(MATERIALS PROVIDED)
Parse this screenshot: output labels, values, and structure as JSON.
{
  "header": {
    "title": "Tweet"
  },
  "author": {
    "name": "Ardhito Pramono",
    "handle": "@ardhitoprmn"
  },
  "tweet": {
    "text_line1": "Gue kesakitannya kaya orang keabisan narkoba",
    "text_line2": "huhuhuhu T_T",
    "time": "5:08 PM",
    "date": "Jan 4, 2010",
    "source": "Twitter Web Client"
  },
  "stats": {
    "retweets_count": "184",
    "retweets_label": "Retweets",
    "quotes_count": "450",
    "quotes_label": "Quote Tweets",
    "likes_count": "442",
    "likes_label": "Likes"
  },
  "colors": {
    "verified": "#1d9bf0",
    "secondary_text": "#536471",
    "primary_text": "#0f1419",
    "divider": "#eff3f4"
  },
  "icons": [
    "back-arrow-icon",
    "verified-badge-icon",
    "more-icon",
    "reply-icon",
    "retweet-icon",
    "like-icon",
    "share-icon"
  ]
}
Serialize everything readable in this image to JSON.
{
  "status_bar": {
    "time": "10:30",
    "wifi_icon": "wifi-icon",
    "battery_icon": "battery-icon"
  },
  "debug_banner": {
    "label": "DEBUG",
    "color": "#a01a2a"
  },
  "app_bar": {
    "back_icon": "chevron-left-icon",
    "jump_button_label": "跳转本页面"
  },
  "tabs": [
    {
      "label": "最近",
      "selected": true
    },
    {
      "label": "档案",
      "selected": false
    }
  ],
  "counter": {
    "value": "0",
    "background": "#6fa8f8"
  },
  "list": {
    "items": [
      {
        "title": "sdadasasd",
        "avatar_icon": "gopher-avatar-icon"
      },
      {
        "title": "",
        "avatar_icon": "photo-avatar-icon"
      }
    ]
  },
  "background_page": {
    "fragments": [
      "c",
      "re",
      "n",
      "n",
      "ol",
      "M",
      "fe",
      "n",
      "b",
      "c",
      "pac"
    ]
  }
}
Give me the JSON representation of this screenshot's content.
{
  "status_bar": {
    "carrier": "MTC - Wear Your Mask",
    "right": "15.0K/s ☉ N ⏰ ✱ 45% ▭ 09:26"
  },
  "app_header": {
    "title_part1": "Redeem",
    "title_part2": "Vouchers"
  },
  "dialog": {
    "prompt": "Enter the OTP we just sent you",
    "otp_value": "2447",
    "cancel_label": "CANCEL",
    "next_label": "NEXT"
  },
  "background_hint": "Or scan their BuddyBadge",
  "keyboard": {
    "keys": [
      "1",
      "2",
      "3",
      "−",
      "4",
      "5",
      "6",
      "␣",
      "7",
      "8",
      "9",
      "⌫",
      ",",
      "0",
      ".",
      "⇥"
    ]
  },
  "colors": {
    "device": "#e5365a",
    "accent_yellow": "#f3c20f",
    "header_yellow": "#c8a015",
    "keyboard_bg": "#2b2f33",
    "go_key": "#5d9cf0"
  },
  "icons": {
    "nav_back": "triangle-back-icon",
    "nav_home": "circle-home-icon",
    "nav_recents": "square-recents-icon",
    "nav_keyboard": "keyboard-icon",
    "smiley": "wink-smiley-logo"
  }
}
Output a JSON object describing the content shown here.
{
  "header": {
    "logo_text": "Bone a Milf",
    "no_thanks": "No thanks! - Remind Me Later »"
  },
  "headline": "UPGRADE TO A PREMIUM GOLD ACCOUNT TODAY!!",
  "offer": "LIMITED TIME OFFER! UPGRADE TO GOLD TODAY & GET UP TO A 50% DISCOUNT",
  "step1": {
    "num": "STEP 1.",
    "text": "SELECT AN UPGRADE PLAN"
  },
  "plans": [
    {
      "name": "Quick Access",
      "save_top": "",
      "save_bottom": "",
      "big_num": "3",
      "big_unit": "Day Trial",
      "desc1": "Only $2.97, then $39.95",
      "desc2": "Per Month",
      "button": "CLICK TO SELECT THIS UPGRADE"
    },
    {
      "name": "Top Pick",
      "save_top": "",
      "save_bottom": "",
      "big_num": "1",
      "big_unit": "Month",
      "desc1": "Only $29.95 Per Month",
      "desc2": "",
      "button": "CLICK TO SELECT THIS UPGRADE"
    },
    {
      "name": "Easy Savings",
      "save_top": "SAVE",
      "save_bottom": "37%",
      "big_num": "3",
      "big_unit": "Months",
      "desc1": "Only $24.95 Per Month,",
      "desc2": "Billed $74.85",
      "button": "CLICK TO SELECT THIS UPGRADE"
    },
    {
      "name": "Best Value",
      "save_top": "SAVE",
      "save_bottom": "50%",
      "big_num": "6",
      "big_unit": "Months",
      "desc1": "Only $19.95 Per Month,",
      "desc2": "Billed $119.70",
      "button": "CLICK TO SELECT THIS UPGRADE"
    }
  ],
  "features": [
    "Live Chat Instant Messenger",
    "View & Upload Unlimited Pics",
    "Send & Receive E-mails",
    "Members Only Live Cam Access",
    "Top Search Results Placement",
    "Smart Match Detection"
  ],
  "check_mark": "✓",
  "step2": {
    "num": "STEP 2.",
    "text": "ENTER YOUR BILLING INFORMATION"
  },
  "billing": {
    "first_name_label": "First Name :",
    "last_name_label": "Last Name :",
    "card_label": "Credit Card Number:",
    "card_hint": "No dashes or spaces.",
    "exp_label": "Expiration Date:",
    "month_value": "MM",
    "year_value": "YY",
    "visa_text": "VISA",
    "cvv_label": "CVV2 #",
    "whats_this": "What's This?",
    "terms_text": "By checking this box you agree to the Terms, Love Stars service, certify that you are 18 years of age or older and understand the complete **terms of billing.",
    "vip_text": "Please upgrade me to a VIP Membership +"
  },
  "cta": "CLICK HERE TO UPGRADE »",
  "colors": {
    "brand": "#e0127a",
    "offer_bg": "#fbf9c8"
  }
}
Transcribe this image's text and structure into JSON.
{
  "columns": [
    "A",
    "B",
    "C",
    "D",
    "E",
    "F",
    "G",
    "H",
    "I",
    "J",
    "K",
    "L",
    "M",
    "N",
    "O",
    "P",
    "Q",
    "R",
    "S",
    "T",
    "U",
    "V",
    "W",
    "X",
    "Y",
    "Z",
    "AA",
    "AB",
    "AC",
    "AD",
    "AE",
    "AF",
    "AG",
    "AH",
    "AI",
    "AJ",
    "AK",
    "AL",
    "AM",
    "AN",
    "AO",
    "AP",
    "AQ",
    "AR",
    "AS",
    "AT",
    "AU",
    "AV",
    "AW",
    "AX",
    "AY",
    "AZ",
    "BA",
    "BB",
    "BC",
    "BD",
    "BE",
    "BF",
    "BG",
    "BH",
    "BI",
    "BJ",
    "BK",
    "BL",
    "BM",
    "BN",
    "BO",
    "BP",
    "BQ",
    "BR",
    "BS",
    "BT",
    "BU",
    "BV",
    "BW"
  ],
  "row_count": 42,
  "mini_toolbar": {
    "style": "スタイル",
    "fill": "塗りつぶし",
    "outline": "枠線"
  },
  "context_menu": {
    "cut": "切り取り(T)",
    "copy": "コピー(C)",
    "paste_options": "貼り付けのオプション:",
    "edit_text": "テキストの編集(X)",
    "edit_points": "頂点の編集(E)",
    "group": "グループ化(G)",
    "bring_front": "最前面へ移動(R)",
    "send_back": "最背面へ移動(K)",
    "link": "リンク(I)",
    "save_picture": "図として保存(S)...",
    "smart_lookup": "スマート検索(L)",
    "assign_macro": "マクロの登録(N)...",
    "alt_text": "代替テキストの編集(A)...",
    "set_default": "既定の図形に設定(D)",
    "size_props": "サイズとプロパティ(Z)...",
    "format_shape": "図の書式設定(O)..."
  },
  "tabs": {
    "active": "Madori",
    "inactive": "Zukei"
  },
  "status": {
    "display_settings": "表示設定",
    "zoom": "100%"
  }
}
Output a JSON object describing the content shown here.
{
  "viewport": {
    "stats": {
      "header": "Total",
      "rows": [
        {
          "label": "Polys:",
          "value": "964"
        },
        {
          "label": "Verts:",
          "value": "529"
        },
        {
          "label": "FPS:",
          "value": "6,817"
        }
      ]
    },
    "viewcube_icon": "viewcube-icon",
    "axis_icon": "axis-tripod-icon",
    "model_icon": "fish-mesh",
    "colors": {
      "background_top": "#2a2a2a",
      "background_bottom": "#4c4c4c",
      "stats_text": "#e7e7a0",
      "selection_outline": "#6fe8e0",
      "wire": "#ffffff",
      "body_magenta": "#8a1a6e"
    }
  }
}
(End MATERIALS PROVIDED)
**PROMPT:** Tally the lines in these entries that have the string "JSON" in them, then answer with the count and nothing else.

**RESULT FOR THIS EXERCISE:** 6